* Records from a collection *
====================

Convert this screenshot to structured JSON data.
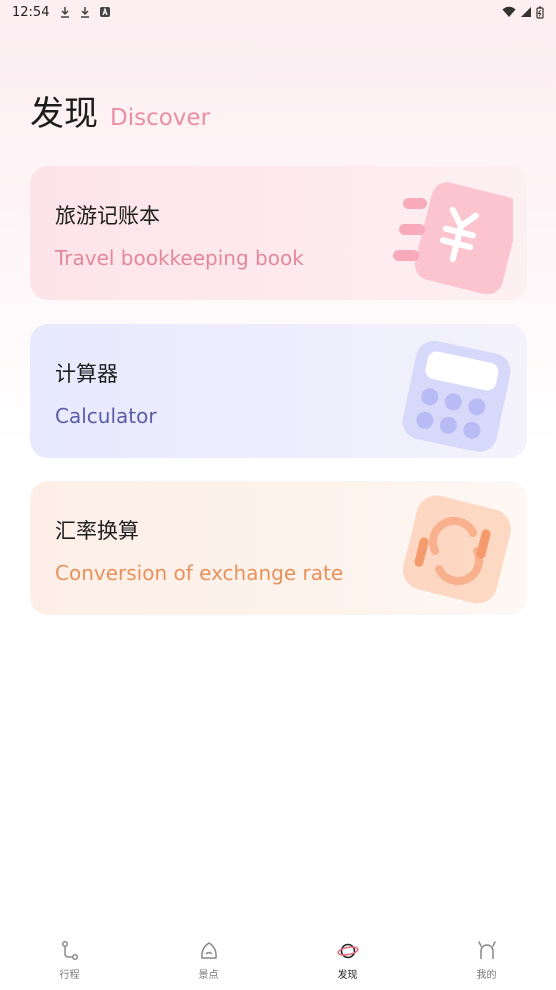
{
  "status_bar": {
    "time": "12:54",
    "icons_left": [
      "download-icon",
      "download-icon",
      "a-icon"
    ],
    "icons_right": [
      "wifi-icon",
      "signal-icon",
      "battery-icon"
    ]
  },
  "header": {
    "title": "发现",
    "subtitle": "Discover"
  },
  "cards": [
    {
      "title": "旅游记账本",
      "subtitle": "Travel bookkeeping book",
      "icon": "ledger-yen-icon",
      "accent": "#e3889b"
    },
    {
      "title": "计算器",
      "subtitle": "Calculator",
      "icon": "calculator-icon",
      "accent": "#5a5da8"
    },
    {
      "title": "汇率换算",
      "subtitle": "Conversion of exchange rate",
      "icon": "exchange-rate-icon",
      "accent": "#e8915b"
    }
  ],
  "tabbar": {
    "items": [
      {
        "label": "行程",
        "icon": "route-icon",
        "active": false
      },
      {
        "label": "景点",
        "icon": "attraction-icon",
        "active": false
      },
      {
        "label": "发现",
        "icon": "planet-icon",
        "active": true
      },
      {
        "label": "我的",
        "icon": "profile-icon",
        "active": false
      }
    ]
  }
}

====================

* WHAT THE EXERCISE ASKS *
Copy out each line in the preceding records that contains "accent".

* ANSWER SECTION *
      "accent": "#e3889b"
      "accent": "#5a5da8"
      "accent": "#e8915b"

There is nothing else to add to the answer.